Inflation having big impact on Mass. public policy
Budget proposals are bigger, but they actually spend less
USUALLY, IF YOUR boss offers you a 5 percent raise, that’s good news. Right now, it’s a pay cut, thanks to inflation.
That may sound strange, or depressing, but it’s our economic reality. Supply chain problems, war in Ukraine, and generous federal stimulus have driven inflation to triple or quadruple the expected rate. And we need to think harder about what this means — particularly for state policy.
Take the state budget. In recent months, the House of Representatives, the Senate Ways and Means Committee, and the governor have all released budget proposals for the coming year, complete with lots of optimistic talk about big investments and new initiatives.
But once you account for spiking inflation, these budget proposals actually look pretty meager. In particular:
- They all spend less money and make fewer real investments than our last pre-Covid budget in FY 2020.
- In all three, aid to cities and towns is lower than any year since 2017
- Even K-12 spending — which should be growing to meet funding targets in the Student Opportunity Act — is relatively flat
Inflation isn’t some abstract or wonkish concern. It’s a reality-check, a way to reflect the very real fact that hiring has gotten more expensive, rents have gotten more expensive, food has gotten more expensive — and so have a good many other things.
Alternatively, you can think of inflation as eroding the value of money. Every dollar in the state budget (and every dollar in your pocket) is now worth less because we can buy fewer goods and services with it.
It doesn’t really matter which framing you prefer – inflation as an increase in prices or inflation as a decline in the value of money – the basic takeaway is the same, and it holds for individuals, families, Massachusetts, and states all across the country. We’re going to have to spend a lot more money just to keep doing the same things we were doing last year or the year before.

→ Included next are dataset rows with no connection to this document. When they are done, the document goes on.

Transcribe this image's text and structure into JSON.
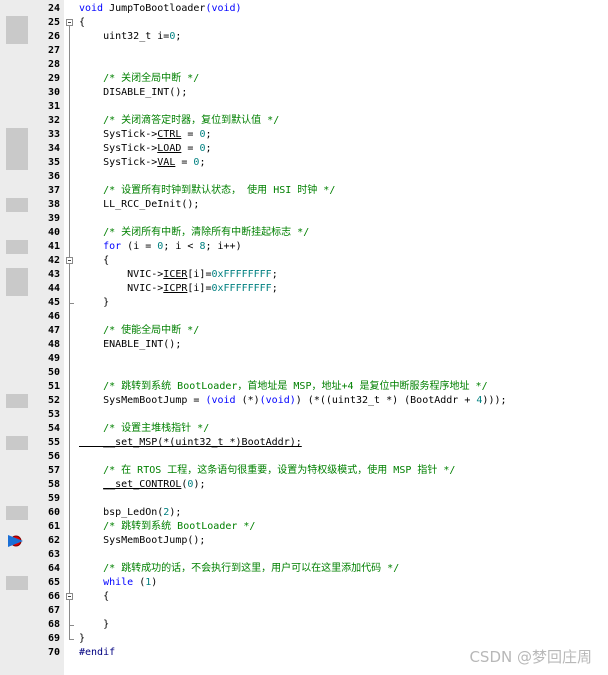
{
  "editor": {
    "lines": [
      {
        "n": 24,
        "bp": false,
        "cur": false,
        "tokens": [
          {
            "t": "void",
            "c": "kw"
          },
          {
            "t": " JumpToBootloader"
          },
          {
            "t": "(void)",
            "c": "kw"
          }
        ]
      },
      {
        "n": 25,
        "bp": true,
        "cur": false,
        "tokens": [
          {
            "t": "{"
          }
        ]
      },
      {
        "n": 26,
        "bp": true,
        "cur": false,
        "tokens": [
          {
            "t": "    uint32_t i="
          },
          {
            "t": "0",
            "c": "num"
          },
          {
            "t": ";"
          }
        ]
      },
      {
        "n": 27,
        "bp": false,
        "cur": false,
        "tokens": []
      },
      {
        "n": 28,
        "bp": false,
        "cur": false,
        "tokens": []
      },
      {
        "n": 29,
        "bp": false,
        "cur": false,
        "tokens": [
          {
            "t": "    "
          },
          {
            "t": "/* 关闭全局中断 */",
            "c": "cm"
          }
        ]
      },
      {
        "n": 30,
        "bp": false,
        "cur": false,
        "tokens": [
          {
            "t": "    DISABLE_INT();"
          }
        ]
      },
      {
        "n": 31,
        "bp": false,
        "cur": false,
        "tokens": []
      },
      {
        "n": 32,
        "bp": false,
        "cur": false,
        "tokens": [
          {
            "t": "    "
          },
          {
            "t": "/* 关闭滴答定时器，复位到默认值 */",
            "c": "cm"
          }
        ]
      },
      {
        "n": 33,
        "bp": true,
        "cur": false,
        "tokens": [
          {
            "t": "    SysTick->"
          },
          {
            "t": "CTRL",
            "c": "ul"
          },
          {
            "t": " = "
          },
          {
            "t": "0",
            "c": "num"
          },
          {
            "t": ";"
          }
        ]
      },
      {
        "n": 34,
        "bp": true,
        "cur": false,
        "tokens": [
          {
            "t": "    SysTick->"
          },
          {
            "t": "LOAD",
            "c": "ul"
          },
          {
            "t": " = "
          },
          {
            "t": "0",
            "c": "num"
          },
          {
            "t": ";"
          }
        ]
      },
      {
        "n": 35,
        "bp": true,
        "cur": false,
        "tokens": [
          {
            "t": "    SysTick->"
          },
          {
            "t": "VAL",
            "c": "ul"
          },
          {
            "t": " = "
          },
          {
            "t": "0",
            "c": "num"
          },
          {
            "t": ";"
          }
        ]
      },
      {
        "n": 36,
        "bp": false,
        "cur": false,
        "tokens": []
      },
      {
        "n": 37,
        "bp": false,
        "cur": false,
        "tokens": [
          {
            "t": "    "
          },
          {
            "t": "/* 设置所有时钟到默认状态， 使用 HSI 时钟 */",
            "c": "cm"
          }
        ]
      },
      {
        "n": 38,
        "bp": true,
        "cur": false,
        "tokens": [
          {
            "t": "    LL_RCC_DeInit();"
          }
        ]
      },
      {
        "n": 39,
        "bp": false,
        "cur": false,
        "tokens": []
      },
      {
        "n": 40,
        "bp": false,
        "cur": false,
        "tokens": [
          {
            "t": "    "
          },
          {
            "t": "/* 关闭所有中断，清除所有中断挂起标志 */",
            "c": "cm"
          }
        ]
      },
      {
        "n": 41,
        "bp": true,
        "cur": false,
        "tokens": [
          {
            "t": "    "
          },
          {
            "t": "for",
            "c": "kw"
          },
          {
            "t": " (i = "
          },
          {
            "t": "0",
            "c": "num"
          },
          {
            "t": "; i < "
          },
          {
            "t": "8",
            "c": "num"
          },
          {
            "t": "; i++)"
          }
        ]
      },
      {
        "n": 42,
        "bp": false,
        "cur": false,
        "tokens": [
          {
            "t": "    {"
          }
        ]
      },
      {
        "n": 43,
        "bp": true,
        "cur": false,
        "tokens": [
          {
            "t": "        NVIC->"
          },
          {
            "t": "ICER",
            "c": "ul"
          },
          {
            "t": "[i]="
          },
          {
            "t": "0xFFFFFFFF",
            "c": "num"
          },
          {
            "t": ";"
          }
        ]
      },
      {
        "n": 44,
        "bp": true,
        "cur": false,
        "tokens": [
          {
            "t": "        NVIC->"
          },
          {
            "t": "ICPR",
            "c": "ul"
          },
          {
            "t": "[i]="
          },
          {
            "t": "0xFFFFFFFF",
            "c": "num"
          },
          {
            "t": ";"
          }
        ]
      },
      {
        "n": 45,
        "bp": false,
        "cur": false,
        "tokens": [
          {
            "t": "    }"
          }
        ]
      },
      {
        "n": 46,
        "bp": false,
        "cur": false,
        "tokens": []
      },
      {
        "n": 47,
        "bp": false,
        "cur": false,
        "tokens": [
          {
            "t": "    "
          },
          {
            "t": "/* 使能全局中断 */",
            "c": "cm"
          }
        ]
      },
      {
        "n": 48,
        "bp": false,
        "cur": false,
        "tokens": [
          {
            "t": "    ENABLE_INT();"
          }
        ]
      },
      {
        "n": 49,
        "bp": false,
        "cur": false,
        "tokens": []
      },
      {
        "n": 50,
        "bp": false,
        "cur": false,
        "tokens": []
      },
      {
        "n": 51,
        "bp": false,
        "cur": false,
        "tokens": [
          {
            "t": "    "
          },
          {
            "t": "/* 跳转到系统 BootLoader，首地址是 MSP，地址+4 是复位中断服务程序地址 */",
            "c": "cm"
          }
        ]
      },
      {
        "n": 52,
        "bp": true,
        "cur": false,
        "tokens": [
          {
            "t": "    SysMemBootJump = "
          },
          {
            "t": "(void",
            "c": "kw"
          },
          {
            "t": " (*)"
          },
          {
            "t": "(void)",
            "c": "kw"
          },
          {
            "t": ") (*((uint32_t *) (BootAddr + "
          },
          {
            "t": "4",
            "c": "num"
          },
          {
            "t": ")));"
          }
        ]
      },
      {
        "n": 53,
        "bp": false,
        "cur": false,
        "tokens": []
      },
      {
        "n": 54,
        "bp": false,
        "cur": false,
        "tokens": [
          {
            "t": "    "
          },
          {
            "t": "/* 设置主堆栈指针 */",
            "c": "cm"
          }
        ]
      },
      {
        "n": 55,
        "bp": true,
        "cur": false,
        "tokens": [
          {
            "t": "    __set_MSP(*(uint32_t *)BootAddr);",
            "c": "ul"
          }
        ]
      },
      {
        "n": 56,
        "bp": false,
        "cur": false,
        "tokens": []
      },
      {
        "n": 57,
        "bp": false,
        "cur": false,
        "tokens": [
          {
            "t": "    "
          },
          {
            "t": "/* 在 RTOS 工程，这条语句很重要，设置为特权级模式，使用 MSP 指针 */",
            "c": "cm"
          }
        ]
      },
      {
        "n": 58,
        "bp": false,
        "cur": false,
        "tokens": [
          {
            "t": "    "
          },
          {
            "t": "__set_CONTROL",
            "c": "ul"
          },
          {
            "t": "("
          },
          {
            "t": "0",
            "c": "num"
          },
          {
            "t": ");"
          }
        ]
      },
      {
        "n": 59,
        "bp": false,
        "cur": false,
        "tokens": []
      },
      {
        "n": 60,
        "bp": true,
        "cur": false,
        "tokens": [
          {
            "t": "    bsp_LedOn("
          },
          {
            "t": "2",
            "c": "num"
          },
          {
            "t": ");"
          }
        ]
      },
      {
        "n": 61,
        "bp": false,
        "cur": false,
        "tokens": [
          {
            "t": "    "
          },
          {
            "t": "/* 跳转到系统 BootLoader */",
            "c": "cm"
          }
        ]
      },
      {
        "n": 62,
        "bp": false,
        "cur": true,
        "tokens": [
          {
            "t": "    SysMemBootJump();"
          }
        ]
      },
      {
        "n": 63,
        "bp": false,
        "cur": false,
        "tokens": []
      },
      {
        "n": 64,
        "bp": false,
        "cur": false,
        "tokens": [
          {
            "t": "    "
          },
          {
            "t": "/* 跳转成功的话，不会执行到这里，用户可以在这里添加代码 */",
            "c": "cm"
          }
        ]
      },
      {
        "n": 65,
        "bp": true,
        "cur": false,
        "tokens": [
          {
            "t": "    "
          },
          {
            "t": "while",
            "c": "kw"
          },
          {
            "t": " ("
          },
          {
            "t": "1",
            "c": "num"
          },
          {
            "t": ")"
          }
        ]
      },
      {
        "n": 66,
        "bp": false,
        "cur": false,
        "tokens": [
          {
            "t": "    {"
          }
        ]
      },
      {
        "n": 67,
        "bp": false,
        "cur": false,
        "tokens": []
      },
      {
        "n": 68,
        "bp": false,
        "cur": false,
        "tokens": [
          {
            "t": "    }"
          }
        ]
      },
      {
        "n": 69,
        "bp": false,
        "cur": false,
        "tokens": [
          {
            "t": "}"
          }
        ]
      },
      {
        "n": 70,
        "bp": false,
        "cur": false,
        "tokens": [
          {
            "t": "#endif",
            "c": "pp"
          }
        ]
      }
    ],
    "folds": [
      {
        "start": 25,
        "end": 69
      },
      {
        "start": 42,
        "end": 45
      },
      {
        "start": 66,
        "end": 68
      }
    ]
  },
  "watermark": "CSDN @梦回庄周",
  "colors": {
    "keyword": "#0000ff",
    "comment": "#008000",
    "number": "#008080",
    "preprocessor": "#000080",
    "breakpoint_marker": "#c9c9c9",
    "current_line_arrow": "#e00000"
  }
}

To appreciate how this plays out in practice, let’s look at early education and child care, where there’s a broad consensus that investments would pay big dividends for parents, kids, and the state economy.
Because of inflation, the raw size of needed investments has risen dramatically in the past two to three years, particularly in terms of staff salaries.
Once-aspirational proposals for pay increases among early education and child care workers have been outpaced by rising wages at restaurants and warehouses. Merely keeping up with these increasingly-attractive alternatives, and preventing today’s early education workers from leaving, will require big funding increases.
Broadly speaking, this doesn’t seem to be happening. Average weekly wages for early education and child care workers in Massachusetts barely budged in 2021. And across the country, the gap between private sector pay and wages in state and local government is wider than it’s ever been.
Spend the same amount, get less stuff. That’s what we mean by inflation.
Meanwhile, both the governor and the House in their budgets would reduce real spending on early education and child care compared to the last few years. Only the Senate Ways and Means budget includes an increase large enough to represent a real investment on top of inflation.
Now, there’s still plenty of good economic news out there. Jobs are plentiful, low-wage workers are getting a large share of the gains, and homeowners are sitting on a new cache of property-related wealth.
Plus, state finances are remarkably healthy–even after adjusting for inflation. If interested, the state has the money it needs to outpace inflation and pass a budget for next year that would genuinely increase spending in high-priority areas.
But it’s hard to convince people to spend more money on key investments when they think they’re already doing that.We’re woefully out of practice when it comes to thinking about the real-world effects of high inflation. And how could it be otherwise? The last time we faced this issue baby boomers were in their 30s and the typical Boston home cost $80,000.
Evan Horowitz is the executive director of the Center for State Policy Analysis at Tufts University.